percent believing prospects to be good or excellent. In North America,
where economic growth surpassed expectations in the first quarter,
half of respondents believed their job prospects for the next 12
months to be ‘good’ while in contrast, job prospects
for European consumers remain bleak. Back in Asia Pacific, Indians
(88%), New Zealanders (85%) and Hong Kong (75%) consumers ranked
as the world’s top three most optimistic about their job prospects
in the next 12 months.
Indians and Kiwis are the most positive about local job prospects
“Consumers in Asia Pacific appear to be optimistic on almost
all fronts. Aside from being bullish about their job prospects,
57 percent were also positive about their personal finances, albeit
globally they ranked third relative to their Latin American and
North American counterparts,” Niles added. Indian consumers
(85%), mainland Chinese (70%) and New Zealanders (73%) were most
positive about the health of their personal finances in the next
12 months, compared to a regional average of 57%.
Indians and Kiwis are also the most positive about their personal
finances. Considering the cost of things today and their own personal
finances, consumers were asked if they considered now to be a good
time to buy the things they needed. And although over half the world’s
consumers described their state of personal finances as ‘good’,
they also said – conversely - that now was not the time to
again, consumers in Asia Pacific (39%) stood out from their global
counterparts as far as their intention to spend, lead by Indians
(66%), New Zealanders (59%), HongKongers (50%) and Australians (49%).
Two thirds of Indians think now is a good time to buy things they
need, along with over half of Kiwis and Hong Kongers.
When it comes down to how consumers spend their spare cash - after
basic living expenses have been accounted for - distinct regional
spending patterns emerged.
the globe, over one third (36%) of the world’s consumers put
their spare cash into Savings, followed by Out of Home Entertainment,
Holidays /Vacations and New Clothes.
remain the world’s super savers with 51% of consumers putting
any spare cash away for a rainy day, with Filipinos (63%) the biggest
savers of all. Across the region, mainland Chinese consumers were
simply unbeatable when it came to shopping and formed the biggest
fans of Out of Home Entertainment (50%), New Clothes (44%) and New
Technology (41%). Given the timing of the survey in the lead up

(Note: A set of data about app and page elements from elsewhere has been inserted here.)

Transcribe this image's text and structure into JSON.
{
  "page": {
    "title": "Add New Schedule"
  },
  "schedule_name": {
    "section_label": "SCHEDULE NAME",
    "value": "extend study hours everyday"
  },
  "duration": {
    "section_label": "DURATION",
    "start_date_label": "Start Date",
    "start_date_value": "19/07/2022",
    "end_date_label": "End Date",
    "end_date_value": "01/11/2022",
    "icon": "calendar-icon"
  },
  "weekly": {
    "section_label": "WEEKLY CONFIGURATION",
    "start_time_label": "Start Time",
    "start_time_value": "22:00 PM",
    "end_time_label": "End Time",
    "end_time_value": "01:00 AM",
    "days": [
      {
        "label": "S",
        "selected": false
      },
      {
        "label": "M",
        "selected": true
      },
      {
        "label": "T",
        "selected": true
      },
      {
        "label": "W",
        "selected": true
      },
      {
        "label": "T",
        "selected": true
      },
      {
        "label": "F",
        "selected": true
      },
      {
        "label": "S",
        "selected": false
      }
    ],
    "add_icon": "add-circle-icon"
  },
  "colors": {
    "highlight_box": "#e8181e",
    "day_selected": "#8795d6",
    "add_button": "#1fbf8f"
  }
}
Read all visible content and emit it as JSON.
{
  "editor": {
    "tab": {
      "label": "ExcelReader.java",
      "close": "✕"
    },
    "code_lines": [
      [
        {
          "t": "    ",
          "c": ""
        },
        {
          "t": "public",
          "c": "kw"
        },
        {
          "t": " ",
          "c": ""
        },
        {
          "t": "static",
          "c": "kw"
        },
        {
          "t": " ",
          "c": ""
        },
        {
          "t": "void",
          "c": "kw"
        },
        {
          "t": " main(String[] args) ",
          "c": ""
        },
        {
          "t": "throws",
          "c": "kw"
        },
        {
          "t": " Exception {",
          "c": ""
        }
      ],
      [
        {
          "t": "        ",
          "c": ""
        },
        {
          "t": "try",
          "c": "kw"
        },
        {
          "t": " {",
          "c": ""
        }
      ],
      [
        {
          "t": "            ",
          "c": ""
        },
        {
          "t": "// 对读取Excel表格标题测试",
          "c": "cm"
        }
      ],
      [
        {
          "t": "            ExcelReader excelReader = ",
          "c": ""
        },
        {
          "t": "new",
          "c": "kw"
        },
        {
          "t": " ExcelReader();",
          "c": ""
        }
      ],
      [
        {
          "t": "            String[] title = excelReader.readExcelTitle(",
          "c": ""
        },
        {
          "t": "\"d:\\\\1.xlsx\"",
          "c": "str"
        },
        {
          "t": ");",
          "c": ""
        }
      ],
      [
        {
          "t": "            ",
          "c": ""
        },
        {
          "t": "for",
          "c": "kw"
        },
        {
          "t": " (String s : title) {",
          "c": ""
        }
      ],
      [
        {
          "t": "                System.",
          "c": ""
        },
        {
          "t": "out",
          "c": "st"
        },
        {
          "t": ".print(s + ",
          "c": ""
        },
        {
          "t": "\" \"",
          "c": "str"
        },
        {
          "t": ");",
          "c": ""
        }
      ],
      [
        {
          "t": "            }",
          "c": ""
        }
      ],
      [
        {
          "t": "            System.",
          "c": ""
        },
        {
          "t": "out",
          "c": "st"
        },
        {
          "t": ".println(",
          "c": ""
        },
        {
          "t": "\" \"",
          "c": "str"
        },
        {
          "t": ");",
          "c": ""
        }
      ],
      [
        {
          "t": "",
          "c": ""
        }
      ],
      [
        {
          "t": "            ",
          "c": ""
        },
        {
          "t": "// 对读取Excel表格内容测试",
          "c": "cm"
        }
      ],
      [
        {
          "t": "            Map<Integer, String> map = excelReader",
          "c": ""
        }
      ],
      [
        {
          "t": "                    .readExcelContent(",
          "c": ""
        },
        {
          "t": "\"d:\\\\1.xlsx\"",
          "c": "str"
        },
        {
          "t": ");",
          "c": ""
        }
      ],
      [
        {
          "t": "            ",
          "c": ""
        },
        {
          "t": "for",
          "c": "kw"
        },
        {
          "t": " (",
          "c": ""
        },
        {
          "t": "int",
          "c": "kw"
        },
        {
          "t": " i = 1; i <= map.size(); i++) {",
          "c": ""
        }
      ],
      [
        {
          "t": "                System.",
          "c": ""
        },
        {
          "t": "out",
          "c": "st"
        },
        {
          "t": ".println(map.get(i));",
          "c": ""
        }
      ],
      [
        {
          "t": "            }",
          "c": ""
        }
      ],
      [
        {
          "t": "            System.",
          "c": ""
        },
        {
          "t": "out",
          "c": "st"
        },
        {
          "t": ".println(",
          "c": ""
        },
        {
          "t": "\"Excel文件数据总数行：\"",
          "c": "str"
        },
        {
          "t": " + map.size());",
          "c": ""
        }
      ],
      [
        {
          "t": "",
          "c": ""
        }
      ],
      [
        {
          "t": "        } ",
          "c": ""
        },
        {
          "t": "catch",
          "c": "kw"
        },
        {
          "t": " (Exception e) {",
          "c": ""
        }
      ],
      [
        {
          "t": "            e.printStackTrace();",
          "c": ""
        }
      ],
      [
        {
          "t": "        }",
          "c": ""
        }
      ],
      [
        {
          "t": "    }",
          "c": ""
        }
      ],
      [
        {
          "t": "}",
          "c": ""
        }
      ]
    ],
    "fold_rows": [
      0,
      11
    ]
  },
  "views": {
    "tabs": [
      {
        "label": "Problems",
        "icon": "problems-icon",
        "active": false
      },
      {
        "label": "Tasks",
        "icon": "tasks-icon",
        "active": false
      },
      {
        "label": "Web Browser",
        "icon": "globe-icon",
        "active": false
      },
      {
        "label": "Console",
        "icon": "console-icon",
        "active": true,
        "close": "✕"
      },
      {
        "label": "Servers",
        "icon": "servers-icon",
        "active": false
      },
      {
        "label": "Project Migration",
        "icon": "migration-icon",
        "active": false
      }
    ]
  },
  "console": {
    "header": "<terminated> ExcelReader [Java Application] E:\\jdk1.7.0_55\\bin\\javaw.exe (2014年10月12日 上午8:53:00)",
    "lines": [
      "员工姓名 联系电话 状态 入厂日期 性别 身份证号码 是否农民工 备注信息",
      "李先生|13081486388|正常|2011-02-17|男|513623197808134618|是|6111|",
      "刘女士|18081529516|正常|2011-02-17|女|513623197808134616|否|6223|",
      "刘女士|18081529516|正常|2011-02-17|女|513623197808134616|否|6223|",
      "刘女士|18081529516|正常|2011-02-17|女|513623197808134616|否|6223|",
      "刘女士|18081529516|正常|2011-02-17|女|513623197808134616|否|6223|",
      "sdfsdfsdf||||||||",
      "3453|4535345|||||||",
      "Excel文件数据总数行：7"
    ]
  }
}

to a northern European summer, many Europeans have turned their
minds to summer holidays, with over one third of them (35%) putting
spare cash into upcoming vacations, more than any other region.
is interesting to note that in North America, a quarter of consumers
said they simply had no spare cash at all after paying basic living
expenses,” Niles said. “As did Koreans, with a fifth
claimed they had no spare cash. It also explains why Koreans ranked
among bottom for all types of spending.” Besides Koreans,
the most cautious spenders in the world today were the Greeks and
When asked about their major concerns over the next 12 months, globally,
45 percent of consumers’ cited the Economy as their major
concern followed by Health (37%) and Job Security (36%). “While
any change in the Economy is consistently close to consumers’
heart, we have seen the level of concern in Asia Pacific starting
to stabilise since early 2004,” said Niles.
we have seen a slight increase in concern about Health and Job Security.”
Over 60 percent of people in Indonesia, the Philippines and Thailand
were most concerned about the Economy. The second major concern
for people in Asia Pacific was Job Security (39%) with China, in
particular, recording a significant increase in people concerned
about their jobs (56% vs. 47% in Oct 2004).